21. Kusama says she doesn’t get the benefit of watching the movie knowing nothing about it which leaves her curious about the ways people interpret it on a first viewing. They mention screenings at film festivals before there was a poster or trailer and point out that “it’s really a special way to see a movie.” That’s especially true for a thriller like this, but I’d argue it’s the ideal way to catch any film.
22. Once everything goes to hell Kusama intentionally wanted the camera to become “impolite” after being so controlled and restrained to this point. “It becomes much more chaotic.”

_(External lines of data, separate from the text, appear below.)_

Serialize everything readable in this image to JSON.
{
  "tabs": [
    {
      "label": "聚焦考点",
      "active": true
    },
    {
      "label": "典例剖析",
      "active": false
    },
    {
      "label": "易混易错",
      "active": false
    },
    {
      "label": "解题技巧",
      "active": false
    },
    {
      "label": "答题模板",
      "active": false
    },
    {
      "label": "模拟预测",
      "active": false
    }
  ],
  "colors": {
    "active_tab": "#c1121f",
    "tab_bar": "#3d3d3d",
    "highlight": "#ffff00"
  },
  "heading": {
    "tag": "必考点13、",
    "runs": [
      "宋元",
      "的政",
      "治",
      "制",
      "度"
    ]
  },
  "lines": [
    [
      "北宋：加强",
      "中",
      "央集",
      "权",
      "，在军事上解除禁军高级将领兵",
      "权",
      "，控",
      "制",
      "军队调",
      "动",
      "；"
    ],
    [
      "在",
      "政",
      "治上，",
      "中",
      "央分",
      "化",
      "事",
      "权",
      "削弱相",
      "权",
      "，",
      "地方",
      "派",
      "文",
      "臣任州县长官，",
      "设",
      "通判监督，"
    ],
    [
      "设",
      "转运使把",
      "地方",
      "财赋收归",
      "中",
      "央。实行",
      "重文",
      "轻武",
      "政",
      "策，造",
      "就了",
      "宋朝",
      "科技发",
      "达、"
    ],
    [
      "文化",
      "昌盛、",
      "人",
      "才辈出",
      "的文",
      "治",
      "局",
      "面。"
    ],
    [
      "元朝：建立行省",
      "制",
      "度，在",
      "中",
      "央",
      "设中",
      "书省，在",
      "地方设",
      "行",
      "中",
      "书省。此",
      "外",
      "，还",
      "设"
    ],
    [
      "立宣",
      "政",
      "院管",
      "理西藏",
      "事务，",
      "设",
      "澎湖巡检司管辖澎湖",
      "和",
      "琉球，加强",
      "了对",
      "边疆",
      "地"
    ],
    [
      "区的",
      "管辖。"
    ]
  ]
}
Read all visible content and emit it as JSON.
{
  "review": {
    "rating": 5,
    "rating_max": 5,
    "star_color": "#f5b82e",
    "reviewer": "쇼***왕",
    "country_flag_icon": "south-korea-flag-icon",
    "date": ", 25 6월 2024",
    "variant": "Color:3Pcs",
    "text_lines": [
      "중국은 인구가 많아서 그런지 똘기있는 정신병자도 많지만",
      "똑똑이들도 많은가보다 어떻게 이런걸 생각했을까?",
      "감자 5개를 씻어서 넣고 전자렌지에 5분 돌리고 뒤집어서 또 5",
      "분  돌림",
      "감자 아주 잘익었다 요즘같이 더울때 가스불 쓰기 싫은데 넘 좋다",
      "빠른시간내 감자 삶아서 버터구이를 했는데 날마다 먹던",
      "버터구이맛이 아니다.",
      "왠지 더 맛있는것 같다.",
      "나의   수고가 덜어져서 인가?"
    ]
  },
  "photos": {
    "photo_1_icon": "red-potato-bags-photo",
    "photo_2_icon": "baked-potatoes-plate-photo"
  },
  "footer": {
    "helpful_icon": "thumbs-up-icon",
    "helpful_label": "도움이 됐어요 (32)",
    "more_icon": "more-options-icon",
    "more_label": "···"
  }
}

23. “To me the film is so much about emotional violence,” says Kusama, so she hopes the moments of actual physical violence registers “for what they’re meant to be which is an assault on another living thing.” She succeeds thanks to the efforts of cast and crew, and it’s a worthy intention that more films featuring violence should aim to achieve.
24. Kusama had anxiety over filming the physical clash between Will and Pruitt because she “didn’t want it to feel gratuitous.” Marshall-Green had concerns as well saying he wasn’t sure how his character was supposed to overcome his larger opponent. The answer came to them during physical rehearsals when they realized it should be Kira (Emayatzy Corinealdi) who takes Pruitt down and saves Will.
25. The ending was one of the very first ideas/images that Hay and Manfredi conceived for the script. “We love movies where the final shot or series of shots tells you something that you couldn’t have known before or that changes everything.”
26. Kusama refers to the end credits song, Laura Marling’s “Devil’s Spoke,” as “evil folk” music.
27. Films referenced during the commentary or mentioned as influences include All the President’s Men, High and Low, Silence of the Lambs, Fargo, and Zodiac.
Best in Context-Free Commentary
“That might be the last Saab in existence in Los Angeles.”
“He’s just trying to keep it together at some base level, which I identify with a lot.”
“I get why you would join, and I get why it’s terrifying.”
“I’m always thinking of Zodiac in some fashion.”
“We just heard a loud thump, and now I’m terrified.”
“I think a lot of genre films have devolved into ‘How creative are the kills?’”
The Invitation is a horror film with emotional weight, and Kusama and the writers share an awareness of what gives the film its power. Let’s hope we don’t have to wait another seven years for her to gift us with a feature film again.
Check out the Commentary Commentary archives for more filmmaker goodness.